Shingle nailing zone is perhaps the most critical aspect of shingle installation as well as the most vital segment of the “Shingle Comparison Series”. It is crucial because the nailing zone determines the accuracy of the nailing system. If the nailing zone is not exactly the way it should be, it may cause a leak or defect. Nailing zone helps to eliminate human errors and makes shingle installation faster and fun. An outstanding shingle should have a clear nailing line (visibility), nailing zone (areas you must nail), and overlap zone. If an installer nails below the nailing line, it may not fasten all the shingle layers. A shingle is a lamination of two different layers: the bottom layer and the top layer or the shim. Some shingles on the market have a very small or unclear nailing zone, and the visibilities are reduced, making it difficult for roofers to install shingles accurately and timely.
Also, the lesser the clarity of the nailing lines and zone, the more it misleads the installer and makes the roofing design and profile rough. Such roughness may constitute rainwater accumulation or worse still divert the drain sideways. On the other hand, the more clear and broad the nailing zone, the smoother the run off. The design, profile, and transition of the shingles on the roof appear beautiful when there is extra room in the nailing zone for the installer.
Dmitry Lipinskiy, Founder, and CEO of Roofing Insights covers the nailing zone, visibility, and overlap details of a shingle. As a roofer himself, Dmitry warns that it is easy to void shingle warranties due to unclear nailing zone, visibility, and overlap zone. He observes that manufacturers look for reasons to deny warranty claims and turn around to say the installer failed to follow owners’ manual instructions. He compares seven brands of shingles against each other to uncover the best shingle on the market. Here is how they stand:

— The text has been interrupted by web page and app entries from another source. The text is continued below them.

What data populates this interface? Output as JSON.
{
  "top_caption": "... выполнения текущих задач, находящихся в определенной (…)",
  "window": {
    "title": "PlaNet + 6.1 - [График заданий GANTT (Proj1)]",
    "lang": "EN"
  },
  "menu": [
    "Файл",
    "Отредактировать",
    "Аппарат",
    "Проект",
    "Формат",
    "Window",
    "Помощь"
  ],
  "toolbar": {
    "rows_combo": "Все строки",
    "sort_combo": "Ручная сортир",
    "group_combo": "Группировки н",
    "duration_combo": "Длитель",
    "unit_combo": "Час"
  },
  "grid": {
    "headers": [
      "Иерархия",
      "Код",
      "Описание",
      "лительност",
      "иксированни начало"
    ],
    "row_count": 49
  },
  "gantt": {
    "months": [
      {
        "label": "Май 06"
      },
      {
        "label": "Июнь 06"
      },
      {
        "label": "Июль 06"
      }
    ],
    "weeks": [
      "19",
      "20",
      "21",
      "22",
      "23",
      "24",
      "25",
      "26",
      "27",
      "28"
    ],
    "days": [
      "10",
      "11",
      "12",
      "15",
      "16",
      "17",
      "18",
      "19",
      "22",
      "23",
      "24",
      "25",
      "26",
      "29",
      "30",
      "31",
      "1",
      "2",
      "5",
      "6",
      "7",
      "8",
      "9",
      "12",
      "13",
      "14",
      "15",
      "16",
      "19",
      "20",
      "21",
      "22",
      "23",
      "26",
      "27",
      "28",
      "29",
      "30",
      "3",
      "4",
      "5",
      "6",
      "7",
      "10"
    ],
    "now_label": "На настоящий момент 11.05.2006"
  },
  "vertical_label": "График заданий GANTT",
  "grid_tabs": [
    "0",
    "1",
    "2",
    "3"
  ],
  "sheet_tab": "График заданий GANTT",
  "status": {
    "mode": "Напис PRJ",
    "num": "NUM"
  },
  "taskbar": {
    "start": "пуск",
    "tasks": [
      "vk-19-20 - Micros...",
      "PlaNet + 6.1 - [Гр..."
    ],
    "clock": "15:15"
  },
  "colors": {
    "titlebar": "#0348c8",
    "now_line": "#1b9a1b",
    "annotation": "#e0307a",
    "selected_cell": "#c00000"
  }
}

Companies Overall Result Visibility Nailing Zone Overlap zone
Malarkey 1 1-2 13/4″ 13/4″
Owens Corning 2 1-2 1″ 3/4″
CertainTeed 3 3-4 13/4″ 3/4″
Atlas 4 3-4 11/4″ 11/8″
Iko (Cambridge) 5 5 11/2″ 3/4″
Pabco 6 6 3/4″ 3/4″
Tamko 7 7 3/4″ 3/4″
The visibility unit above is by observation. The higher the visibility number on the chart, the lesser the clarity of the visibility line.